▶ [Problem statement]: Search the records for "icon" and copy each line that holds it.

===== The data =====

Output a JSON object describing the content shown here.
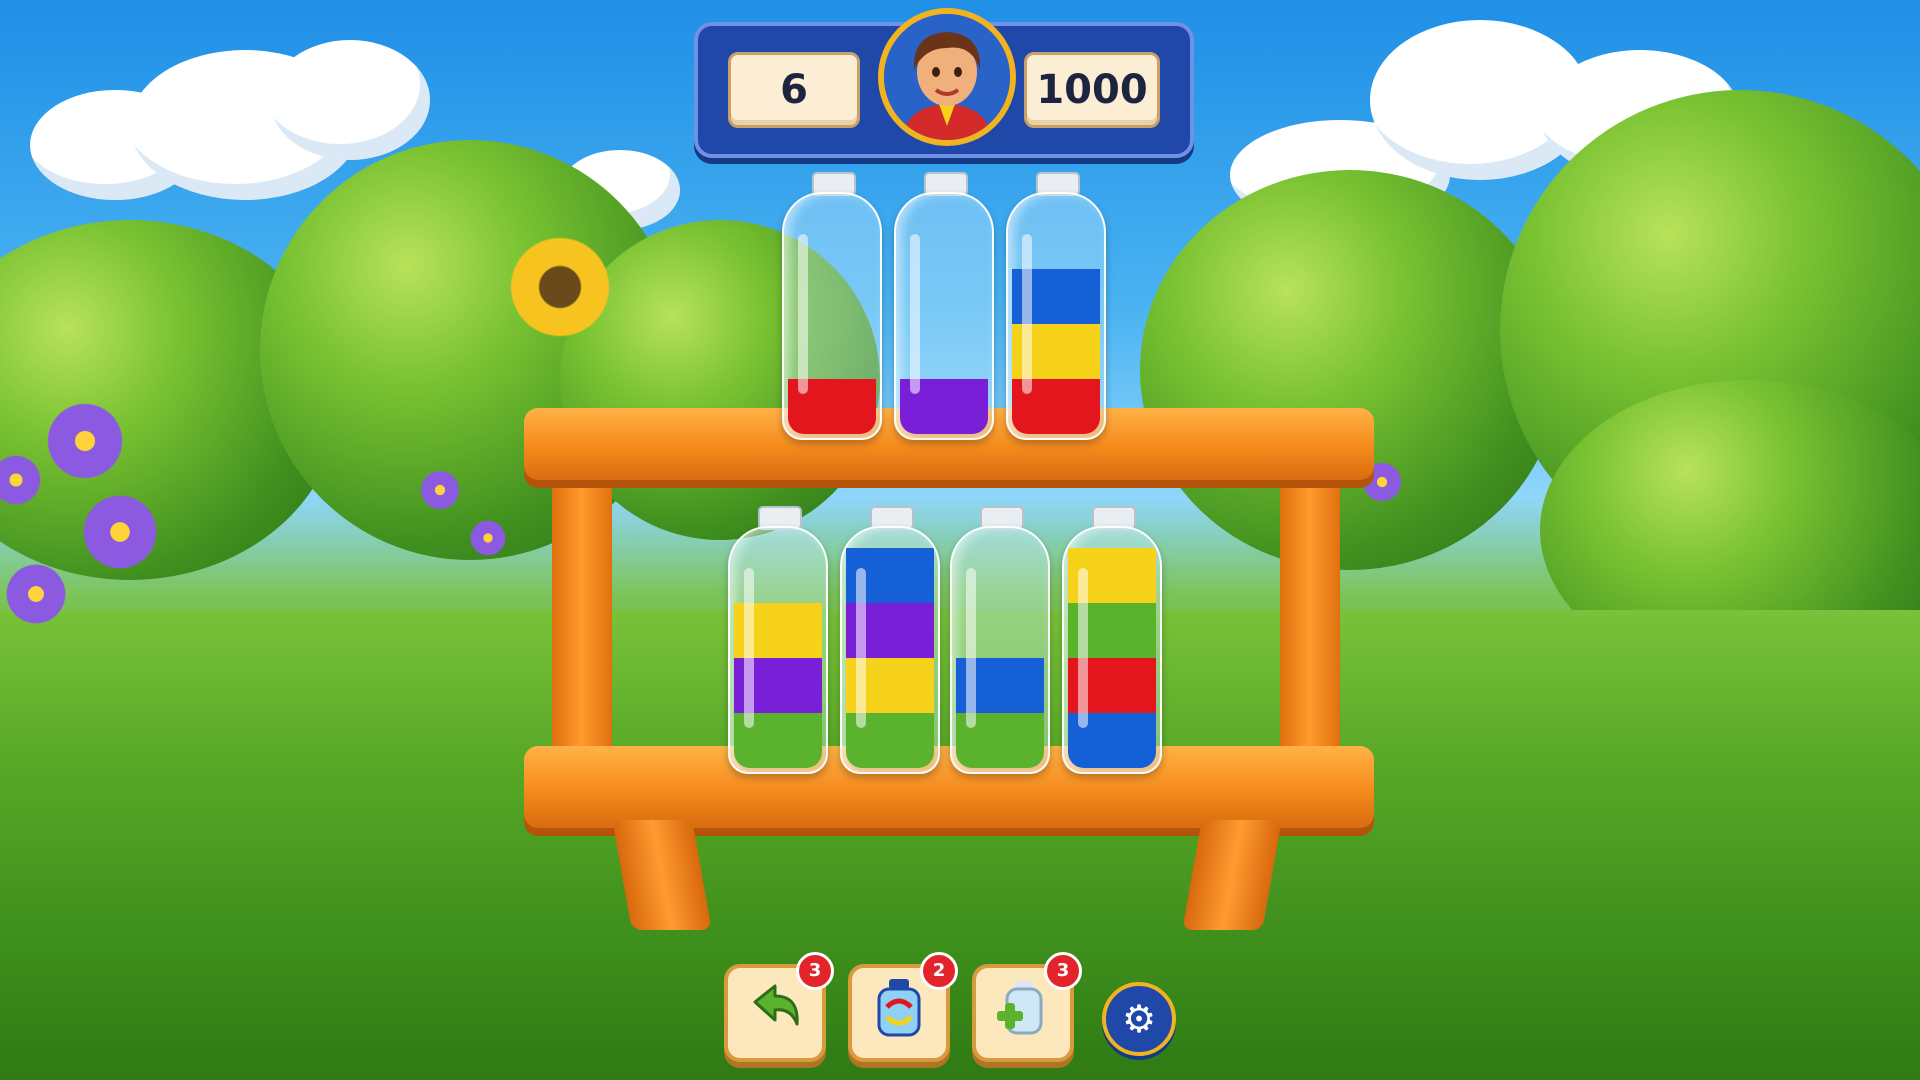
{
  "hud": {
    "moves": "6",
    "coins": "1000",
    "avatar_icon": "character-portrait-icon"
  },
  "colors": {
    "red": "#e3161d",
    "purple": "#7a1fd8",
    "blue": "#1560d6",
    "yellow": "#f6d21a",
    "green": "#5bb22d"
  },
  "shelves": {
    "top": [
      {
        "layers": [
          "red"
        ]
      },
      {
        "layers": [
          "purple"
        ]
      },
      {
        "layers": [
          "red",
          "yellow",
          "blue"
        ]
      }
    ],
    "bottom": [
      {
        "layers": [
          "green",
          "purple",
          "yellow"
        ]
      },
      {
        "layers": [
          "green",
          "yellow",
          "purple",
          "blue"
        ]
      },
      {
        "layers": [
          "green",
          "blue"
        ]
      },
      {
        "layers": [
          "blue",
          "red",
          "green",
          "yellow"
        ]
      }
    ]
  },
  "toolbar": {
    "undo": {
      "icon": "undo-arrow-icon",
      "count": "3"
    },
    "shuffle": {
      "icon": "shuffle-jar-icon",
      "count": "2"
    },
    "add_bottle": {
      "icon": "add-bottle-icon",
      "count": "3"
    },
    "settings": {
      "icon": "gear-icon"
    }
  }
}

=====

▶ [Finished task]:
    "avatar_icon": "character-portrait-icon"
      "icon": "undo-arrow-icon",
      "icon": "shuffle-jar-icon",
      "icon": "add-bottle-icon",
      "icon": "gear-icon"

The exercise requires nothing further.